kernel /Sage46dev/vmlinuz psubdir=Sage46dev pfix=nocopy ro vga=normal
title sage developement test and fun
kernel /Sage-test/vmlinuz psubdir=Sage-test pfix=nocopy,noram ro vga=normal
title Lupq 511
find --set-root --ignore-floppies /lupq511/initrd.gz
kernel /lupq511/vmlinuz psubdir="lupq511" pfix=nocopy pkeys=de ro vga=normal
title Lupu 520 - New kid on the block
find --set-root --ignore-floppies /lupu-520/initrd.gz
kernel /lupu-520/vmlinuz psubdir="lupu-520" pfix=nocopy pkeys=de ro vga=normal
title wary beta (on /dev/sda3)
kernel /wary/vmlinuz psubdir=wary ro vga=normal
title spup (on /dev/sda3)
kernel /spup/vmlinuz psubdir=spup ro vga=normal
title Debian (on /dev/sda2)
find --set-root --ignore-floppies /initrd.img
kernel /vmlinuz root=/dev/sda2 ro
title Windows NT/2K/XP\nStart Windows if installed on HDD
find --set-root --ignore-floppies /ntldr
The menu.lst on your USB could look similar, the GRUB4DOS command
find --set-root --ignore-floppies /lupq511/initrd.gz (looks for this file in all drives) could be very useful if you use USB, so you don't have to use fixed entries for your drive.
With the above information some comments on your original questions:
Q: * I understand that the /boot/img/[SystemName] folder will store the image for a specific system, which may use various (or the same) versions of Linux kernels stored in the /boot/kernel directory (at least, that's how I'd like to set it up)
A: I am not sure if that is going to work, since most of the major distributions expect to have exclusive right of their partition and install a specific directory structure for their files.
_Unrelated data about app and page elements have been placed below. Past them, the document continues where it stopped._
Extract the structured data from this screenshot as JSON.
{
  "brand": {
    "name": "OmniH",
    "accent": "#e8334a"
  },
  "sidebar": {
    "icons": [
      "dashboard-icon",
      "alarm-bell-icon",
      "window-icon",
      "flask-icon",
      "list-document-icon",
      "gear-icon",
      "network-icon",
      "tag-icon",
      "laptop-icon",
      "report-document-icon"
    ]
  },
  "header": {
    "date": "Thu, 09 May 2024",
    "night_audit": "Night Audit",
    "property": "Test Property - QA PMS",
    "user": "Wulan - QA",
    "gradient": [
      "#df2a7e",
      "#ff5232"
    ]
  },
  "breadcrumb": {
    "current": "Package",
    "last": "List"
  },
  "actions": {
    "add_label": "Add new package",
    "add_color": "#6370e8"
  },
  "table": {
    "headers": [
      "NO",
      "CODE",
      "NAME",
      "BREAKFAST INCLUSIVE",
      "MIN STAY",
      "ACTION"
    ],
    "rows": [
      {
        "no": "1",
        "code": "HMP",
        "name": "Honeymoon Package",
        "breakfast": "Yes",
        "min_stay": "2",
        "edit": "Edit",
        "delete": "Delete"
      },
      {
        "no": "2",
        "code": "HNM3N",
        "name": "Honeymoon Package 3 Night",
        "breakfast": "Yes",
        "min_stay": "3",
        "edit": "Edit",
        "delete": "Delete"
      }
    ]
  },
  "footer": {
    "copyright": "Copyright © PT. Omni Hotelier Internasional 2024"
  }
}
In my opinion it is better to respect the default setup and provide what the distribution expects, i.e. some need an exclusive partition, some will be happy with just a directory on a shared partition. I don't say it not possible to install multiple OS's to 1 partition in a non default way, but it is begging for troubles and in my opinion not practical for a Linux newcomer. A possible workaround I mention at the bottom of my post ("Wubi-like" installs).
Q: * However, most of these systems just have a kernel in their directories called "linux" (not stating the version). I can search out which kernel these all use, but what's the best place to get the kernels themselves to copy to /boot/kernel?
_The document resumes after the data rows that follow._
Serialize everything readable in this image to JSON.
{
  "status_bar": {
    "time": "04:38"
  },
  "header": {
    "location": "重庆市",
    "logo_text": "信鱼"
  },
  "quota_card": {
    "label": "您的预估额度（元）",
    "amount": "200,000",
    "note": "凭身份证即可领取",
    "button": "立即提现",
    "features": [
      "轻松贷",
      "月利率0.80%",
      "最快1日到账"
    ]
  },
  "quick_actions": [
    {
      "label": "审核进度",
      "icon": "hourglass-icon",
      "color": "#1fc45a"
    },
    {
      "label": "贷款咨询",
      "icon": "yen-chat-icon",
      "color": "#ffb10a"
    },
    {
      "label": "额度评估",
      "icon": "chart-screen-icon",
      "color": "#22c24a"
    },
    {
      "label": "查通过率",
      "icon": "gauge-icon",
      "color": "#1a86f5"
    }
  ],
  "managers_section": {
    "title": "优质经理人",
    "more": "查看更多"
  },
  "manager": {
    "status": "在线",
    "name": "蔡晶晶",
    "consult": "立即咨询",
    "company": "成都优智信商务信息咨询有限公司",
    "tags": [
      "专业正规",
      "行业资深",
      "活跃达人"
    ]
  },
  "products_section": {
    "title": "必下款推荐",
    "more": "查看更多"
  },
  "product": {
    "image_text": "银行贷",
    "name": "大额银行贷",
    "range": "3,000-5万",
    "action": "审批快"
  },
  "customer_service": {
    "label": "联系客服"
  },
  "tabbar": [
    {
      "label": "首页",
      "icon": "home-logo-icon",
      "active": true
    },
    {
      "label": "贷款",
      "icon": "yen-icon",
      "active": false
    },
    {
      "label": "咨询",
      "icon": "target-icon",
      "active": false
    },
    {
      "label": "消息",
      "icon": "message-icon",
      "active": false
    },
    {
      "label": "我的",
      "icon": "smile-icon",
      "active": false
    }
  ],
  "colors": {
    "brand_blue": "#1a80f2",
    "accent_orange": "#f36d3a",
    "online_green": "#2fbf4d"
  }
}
A: I think the kernels should go exactly there where the distributions usually have them. There is no need to store them in a separate /boot/kernel folder, and I also would not recommend to try to share them between distributions. Storage space is minimal for a kernel (like 2-3 MB). There are really a lot of versions and sub-versions and sometimes there are even specific patches applied to kernels of distributions. To plugin in a different/untested kernel is an unneeded experiment.
Q: * After I get the kernels, I imagine the rest is mostly copying the device to /boot/img/ and creating the proper entry in menu.lst, correct? I can do that on a system by system basis once I can get the kernels to refer to.
A: As mentioned before, better create separate partitions for those distributions which need them and mix in the not so greedy distributions in their own folders. Treat kernel, initrd and rest of the distro as a unit.
One last idea. If you don't want to use different partitions you could try something like "WUBI" installs for the distros demanding a full install to its own partition. This means that you create large files with its own ext2/ext3 filesystems on the USB, then mount them as "drives" and install the OS into it.
(I call it WUBI, because this is the best known application).
The following should be a Grub4dos menu.lst entry to boot a "Wubi install".
# Add the ntfs module - just needed for Installation on a Windows Partition
# Set root (normally would be sda1, or hd0,1 Change as necessary
loopback loop0 /ubuntu/disks/root.disk
linux /boot/vmlinuz root=/dev/sda1 loop=/ubuntu/disks/root.disk ro
You see, there are 2 "set root" commands, the second after "root.disk" which contains the Linux, is mounted as loop0.
I hope I could give some ideas, although it is no complete walk-through.